Beer Cred

Beer is a working-class beverage. Drinking beer is a working-class activity. Oregon brewers, who until '99 had Henry's as an example, got that. In the 80s, as brewpubs started opening up, they had a gritty look. Breweries were located in Portland's industrial Northwest (part of which has been overtaken by the Pearl). Tap handles for good beer appeared in working-class bars. It is my suspicion that one of the reasons Oregonians took to microbrewed beer was because it retained it's blue collar ethos.

In other parts of the country, this wasn't the case. The 80s were a time when Boomers were rediscovering all things artisinal, abandoning the 70s facination with pre-packaged cardboard food. Out went the Velveeta, in came the goat cheese. Boomers adopted Chardonnay, sun-dried tomatoes, and sea salt. And by the late 80s, microbrews. In other states, where there wasn't a long brewing tradition (you know, places where rail cars bearing the title "corn syrup" didn't pull up in front of a large, brick city brewery) micros were part of a middle- and upper-class culture. In places like California and Colorado, "boutique breweries" appealed to this group (and again, I just play a cultural anthropologist online) , but the mass of drinkers were left cold.

I mention all of this because a week or two ago I referenced the Rock Bottom Brewpub in a positive light. Although no one commented, behind the scenes, I took some heat. I get it; Rock Bottom is the opposite of gritty. It is chain-restaurant smooth, all the rough edges of personality and locality worn off by corporate flacks. It also carries with it the Colorado aesthetic, which embraces the homogenized and slightly upscale and eschews the funky and original.

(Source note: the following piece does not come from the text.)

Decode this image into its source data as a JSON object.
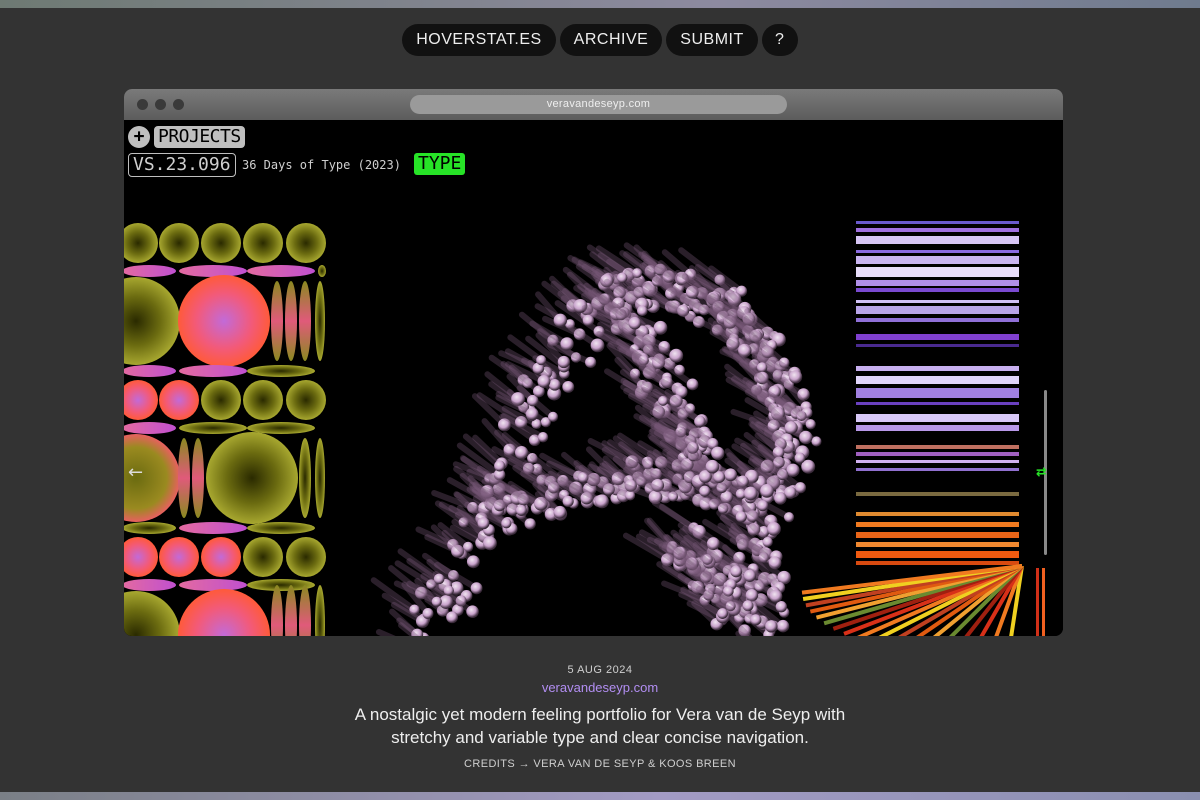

All of these things are true, and I don't like to go to Rock Bottom. After getting taken to task, I did revisit the place, just to clarify. The food was tasty, if a bit overpriced, but the ambiance was still deadening. Except for reproductions of historic logging photos on the wall, we might have been anywhere in the country. The clientele tended toward a population I imagine don't spend much time thinking about beer.

But the proof's in the pint glass, and Van Havig's beers were excellent. We tried a porter, and excellent IPA, and a beer that was designed to suggest a hefeweizen (familiar to the clientele unfamiliar with good beer), but which was actually closer to a Belgian wit, with coriander and ginger. Stealth education, that.

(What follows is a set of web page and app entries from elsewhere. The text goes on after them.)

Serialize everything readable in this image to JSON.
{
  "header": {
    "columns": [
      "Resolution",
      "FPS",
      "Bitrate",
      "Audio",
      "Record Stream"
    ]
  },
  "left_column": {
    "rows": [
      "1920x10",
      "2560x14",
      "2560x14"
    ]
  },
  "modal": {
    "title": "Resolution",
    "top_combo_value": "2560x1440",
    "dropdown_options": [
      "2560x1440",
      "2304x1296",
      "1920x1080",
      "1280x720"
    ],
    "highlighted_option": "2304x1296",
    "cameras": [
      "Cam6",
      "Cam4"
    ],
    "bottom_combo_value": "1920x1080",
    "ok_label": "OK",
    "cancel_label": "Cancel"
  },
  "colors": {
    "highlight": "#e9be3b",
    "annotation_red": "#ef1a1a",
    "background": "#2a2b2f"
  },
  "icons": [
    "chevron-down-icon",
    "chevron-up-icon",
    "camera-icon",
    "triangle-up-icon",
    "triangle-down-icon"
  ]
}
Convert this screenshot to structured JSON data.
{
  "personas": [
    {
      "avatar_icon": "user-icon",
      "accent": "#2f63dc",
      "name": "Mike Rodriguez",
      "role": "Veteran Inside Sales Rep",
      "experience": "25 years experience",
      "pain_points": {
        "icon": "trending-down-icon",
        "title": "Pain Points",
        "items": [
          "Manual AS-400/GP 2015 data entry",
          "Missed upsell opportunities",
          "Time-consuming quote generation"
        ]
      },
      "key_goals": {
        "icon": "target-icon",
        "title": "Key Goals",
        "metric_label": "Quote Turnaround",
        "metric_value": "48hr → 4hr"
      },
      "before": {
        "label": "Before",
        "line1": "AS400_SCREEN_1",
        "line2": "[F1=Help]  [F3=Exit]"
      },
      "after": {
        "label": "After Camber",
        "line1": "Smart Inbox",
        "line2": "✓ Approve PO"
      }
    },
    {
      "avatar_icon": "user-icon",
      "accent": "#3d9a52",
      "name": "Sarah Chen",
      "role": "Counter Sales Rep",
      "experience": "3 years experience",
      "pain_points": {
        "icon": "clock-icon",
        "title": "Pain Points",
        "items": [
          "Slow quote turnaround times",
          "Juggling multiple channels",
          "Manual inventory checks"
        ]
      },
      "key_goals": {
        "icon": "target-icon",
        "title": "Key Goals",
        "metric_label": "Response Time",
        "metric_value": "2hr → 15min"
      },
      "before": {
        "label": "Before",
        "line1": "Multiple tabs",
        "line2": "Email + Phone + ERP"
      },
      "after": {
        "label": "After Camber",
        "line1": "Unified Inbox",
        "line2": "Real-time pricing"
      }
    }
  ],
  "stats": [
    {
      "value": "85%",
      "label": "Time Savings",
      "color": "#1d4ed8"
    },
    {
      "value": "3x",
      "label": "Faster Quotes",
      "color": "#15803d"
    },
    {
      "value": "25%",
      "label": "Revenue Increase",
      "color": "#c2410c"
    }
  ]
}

I feel for Van, though; in terms of street cred, he suffers being at Rock Bottom. Partly because his beers will remain a mystery to a lot of folks that would otherwise love them if they were being served across the river at Lucky Lab, say. But even more because his beers are served at Rock Bottom, and it is and will remain such an un-Portland place.

(Yes, that was a random posting.)


  1. OK - I'm late adding a comment, particularly since I pointed to this post with some other thoughts.

    Anyway, you have to feel for brewers in Rock Bottom locations well beyond Portland. It's been several years since the chain gave individual brewers more autonomy. But I think many of the hardcore beer enthusiasts remember when the beer choices were much more corporate, and probably didn't back after that first visit.

  2. Yeah, if there was a point to this post, that was really it. From Van's perspective, it may not be that bad, though. He has the respect of his peers and has won plaudits from the press. In fact, he may even relish the audience he gets; unlike brewers at most other pubs, Van Havig may be able to boast a pretty high conversion rate to good-beer drinking.